On February 19, China ordered three Wall Street Journal (WSJ) reporters to leave the country over a column, “China is the real sick man of Asia,” written by one of the newspaper’s regular columnists.
In the text, which was clearly marked as an opinion piece, the author criticized Beijing’s “insufficient crisis management” in the fight against the coronavirus that “has shaken confidence in the Chinese Communist Party at home and abroad.” The author went on to discuss his opinion on what the virus, or a similar future outbreak, could mean for the global economy.
The spokesman for the Chinese Ministry of Foreign Affairs justified the expulsion of the WSJ correspondents by citing the commentary’s headline.
He stated that the headline had a “racist character” and that the characterization of China as the “sick man of Asia” hearkens back to when China was oppressed and exploited by Western colonial powers.
It is necessary to understand that the Chinese government — and many Chinese people — react sensitively to this historical reference.
The title could be considered inappropriate considering the current health crisis. But the expulsion of correspondents is completely inappropriate.
Moreover, the Chinese government — if one believes the words of the Foreign Ministry spokesman — is obviously not only sensitive to the headline, but also to criticism of the government’s crisis management in general. The government believes the column is disrespectful of its efforts.
Beijing’s sensitivity could be a result of the coronavirus criticism on the Chinese internet, especially after the death of Li Wenliang, a whistle-blowing Chinese doctor who was among the first to identify the deadly virus.
US Secretary of State Mike Pompeo reacted to the expulsion of the journalists stating: “Mature, responsible countries understand that a free press reports facts and expresses opinions. The correct response is to present counterarguments, not restrict speech.” There’s nothing more to be added to that.

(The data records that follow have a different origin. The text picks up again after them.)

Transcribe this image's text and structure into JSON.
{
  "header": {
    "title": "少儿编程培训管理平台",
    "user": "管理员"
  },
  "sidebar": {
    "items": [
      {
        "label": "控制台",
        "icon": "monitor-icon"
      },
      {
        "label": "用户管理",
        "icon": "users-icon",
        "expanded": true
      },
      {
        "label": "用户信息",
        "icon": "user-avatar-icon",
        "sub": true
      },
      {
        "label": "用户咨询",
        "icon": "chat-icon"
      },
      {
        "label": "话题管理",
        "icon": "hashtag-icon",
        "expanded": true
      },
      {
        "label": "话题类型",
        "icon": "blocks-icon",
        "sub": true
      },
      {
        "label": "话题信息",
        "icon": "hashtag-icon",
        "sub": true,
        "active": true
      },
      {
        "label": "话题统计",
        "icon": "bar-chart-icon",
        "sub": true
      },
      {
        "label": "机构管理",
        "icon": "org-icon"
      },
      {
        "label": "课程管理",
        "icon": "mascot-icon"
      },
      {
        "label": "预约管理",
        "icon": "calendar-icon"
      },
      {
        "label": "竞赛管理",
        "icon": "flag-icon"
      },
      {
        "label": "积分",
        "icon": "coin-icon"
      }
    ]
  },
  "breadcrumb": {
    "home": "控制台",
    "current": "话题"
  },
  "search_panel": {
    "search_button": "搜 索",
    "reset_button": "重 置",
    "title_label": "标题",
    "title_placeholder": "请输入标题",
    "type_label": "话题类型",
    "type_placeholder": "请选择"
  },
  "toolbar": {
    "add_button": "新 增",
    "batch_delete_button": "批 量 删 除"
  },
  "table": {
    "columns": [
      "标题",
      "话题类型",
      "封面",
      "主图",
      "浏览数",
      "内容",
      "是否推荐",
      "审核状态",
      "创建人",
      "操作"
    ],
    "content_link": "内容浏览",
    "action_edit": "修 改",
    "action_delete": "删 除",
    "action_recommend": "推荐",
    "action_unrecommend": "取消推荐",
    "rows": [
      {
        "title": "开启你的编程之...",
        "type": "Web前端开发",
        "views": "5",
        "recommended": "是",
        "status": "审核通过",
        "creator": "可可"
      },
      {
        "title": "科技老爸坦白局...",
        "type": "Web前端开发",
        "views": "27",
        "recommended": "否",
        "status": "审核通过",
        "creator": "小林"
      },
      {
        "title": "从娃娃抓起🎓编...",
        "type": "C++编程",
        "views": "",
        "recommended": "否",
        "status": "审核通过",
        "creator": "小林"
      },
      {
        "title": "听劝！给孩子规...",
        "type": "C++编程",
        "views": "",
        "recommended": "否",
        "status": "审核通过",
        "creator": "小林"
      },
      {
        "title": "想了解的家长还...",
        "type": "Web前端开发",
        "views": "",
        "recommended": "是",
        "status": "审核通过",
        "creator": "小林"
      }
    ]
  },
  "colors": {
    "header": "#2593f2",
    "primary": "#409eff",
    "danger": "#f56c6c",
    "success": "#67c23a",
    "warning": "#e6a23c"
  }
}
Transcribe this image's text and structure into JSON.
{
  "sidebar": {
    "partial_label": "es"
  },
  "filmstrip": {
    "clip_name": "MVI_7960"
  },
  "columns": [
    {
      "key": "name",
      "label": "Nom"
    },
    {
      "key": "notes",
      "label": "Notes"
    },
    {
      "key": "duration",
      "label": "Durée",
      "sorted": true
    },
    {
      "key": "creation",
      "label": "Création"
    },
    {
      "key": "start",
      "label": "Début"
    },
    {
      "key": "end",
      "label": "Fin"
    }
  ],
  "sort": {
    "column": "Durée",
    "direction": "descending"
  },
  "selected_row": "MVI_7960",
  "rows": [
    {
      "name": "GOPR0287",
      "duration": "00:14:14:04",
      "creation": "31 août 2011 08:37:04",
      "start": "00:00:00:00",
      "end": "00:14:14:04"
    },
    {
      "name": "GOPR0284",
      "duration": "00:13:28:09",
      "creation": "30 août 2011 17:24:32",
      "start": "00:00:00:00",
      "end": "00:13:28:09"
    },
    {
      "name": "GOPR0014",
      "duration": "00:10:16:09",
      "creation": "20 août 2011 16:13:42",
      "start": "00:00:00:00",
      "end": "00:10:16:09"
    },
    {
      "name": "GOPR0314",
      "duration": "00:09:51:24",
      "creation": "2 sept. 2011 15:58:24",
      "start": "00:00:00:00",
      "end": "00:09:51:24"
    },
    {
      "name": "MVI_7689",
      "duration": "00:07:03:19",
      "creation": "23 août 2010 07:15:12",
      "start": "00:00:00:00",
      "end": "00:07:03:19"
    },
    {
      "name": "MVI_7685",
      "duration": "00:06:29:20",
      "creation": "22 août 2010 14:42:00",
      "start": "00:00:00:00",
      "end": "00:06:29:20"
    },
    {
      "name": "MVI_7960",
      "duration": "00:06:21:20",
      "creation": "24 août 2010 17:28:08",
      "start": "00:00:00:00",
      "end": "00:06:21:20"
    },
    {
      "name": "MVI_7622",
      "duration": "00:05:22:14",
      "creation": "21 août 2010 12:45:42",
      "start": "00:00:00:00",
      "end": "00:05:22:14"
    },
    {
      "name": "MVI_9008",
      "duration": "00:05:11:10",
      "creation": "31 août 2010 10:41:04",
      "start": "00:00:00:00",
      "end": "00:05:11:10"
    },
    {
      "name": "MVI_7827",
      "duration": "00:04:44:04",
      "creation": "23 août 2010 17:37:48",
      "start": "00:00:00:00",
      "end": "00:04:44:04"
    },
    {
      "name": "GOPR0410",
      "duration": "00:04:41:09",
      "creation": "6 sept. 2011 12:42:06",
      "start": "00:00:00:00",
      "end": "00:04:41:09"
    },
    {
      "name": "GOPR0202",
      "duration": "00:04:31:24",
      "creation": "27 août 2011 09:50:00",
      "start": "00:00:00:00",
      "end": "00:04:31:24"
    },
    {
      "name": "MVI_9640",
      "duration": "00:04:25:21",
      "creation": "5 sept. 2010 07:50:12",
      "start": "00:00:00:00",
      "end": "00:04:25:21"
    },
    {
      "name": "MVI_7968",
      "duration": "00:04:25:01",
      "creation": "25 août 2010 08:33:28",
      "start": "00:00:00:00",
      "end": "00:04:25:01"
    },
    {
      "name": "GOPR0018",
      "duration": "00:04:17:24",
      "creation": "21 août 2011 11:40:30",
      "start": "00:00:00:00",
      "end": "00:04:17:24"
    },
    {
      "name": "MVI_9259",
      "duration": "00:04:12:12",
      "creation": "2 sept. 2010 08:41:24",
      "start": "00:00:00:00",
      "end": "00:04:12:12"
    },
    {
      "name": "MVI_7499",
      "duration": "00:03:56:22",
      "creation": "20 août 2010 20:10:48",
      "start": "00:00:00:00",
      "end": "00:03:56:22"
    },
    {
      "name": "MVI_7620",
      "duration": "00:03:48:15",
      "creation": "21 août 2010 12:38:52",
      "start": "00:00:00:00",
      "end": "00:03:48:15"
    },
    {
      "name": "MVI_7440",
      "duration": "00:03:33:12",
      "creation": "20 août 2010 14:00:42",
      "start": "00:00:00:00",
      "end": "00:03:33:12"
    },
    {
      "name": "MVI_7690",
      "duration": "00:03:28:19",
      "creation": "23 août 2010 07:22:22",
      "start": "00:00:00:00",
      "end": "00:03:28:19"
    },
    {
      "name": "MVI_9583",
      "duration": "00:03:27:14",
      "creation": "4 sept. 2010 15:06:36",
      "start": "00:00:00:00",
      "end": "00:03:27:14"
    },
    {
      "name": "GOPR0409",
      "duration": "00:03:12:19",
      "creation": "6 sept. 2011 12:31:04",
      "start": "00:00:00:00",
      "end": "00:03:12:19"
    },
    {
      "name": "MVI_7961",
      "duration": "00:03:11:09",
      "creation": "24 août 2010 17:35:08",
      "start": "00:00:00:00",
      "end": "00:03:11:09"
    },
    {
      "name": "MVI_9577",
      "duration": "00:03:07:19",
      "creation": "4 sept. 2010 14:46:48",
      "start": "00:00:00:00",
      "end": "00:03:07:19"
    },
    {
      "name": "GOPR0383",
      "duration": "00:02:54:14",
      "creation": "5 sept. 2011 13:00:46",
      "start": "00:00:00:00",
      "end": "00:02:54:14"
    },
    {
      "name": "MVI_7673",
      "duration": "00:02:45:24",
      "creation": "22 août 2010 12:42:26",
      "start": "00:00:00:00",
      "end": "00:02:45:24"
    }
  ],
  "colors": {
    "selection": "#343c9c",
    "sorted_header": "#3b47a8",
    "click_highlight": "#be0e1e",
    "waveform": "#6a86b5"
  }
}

Ironically, Chinese readers could not make up their own minds about what they thought of the WSJ columnist’s choice of words or arguments, and whether they should feel offended. The newspaper has been blocked in China for quite some time.
By Philipp Bilsky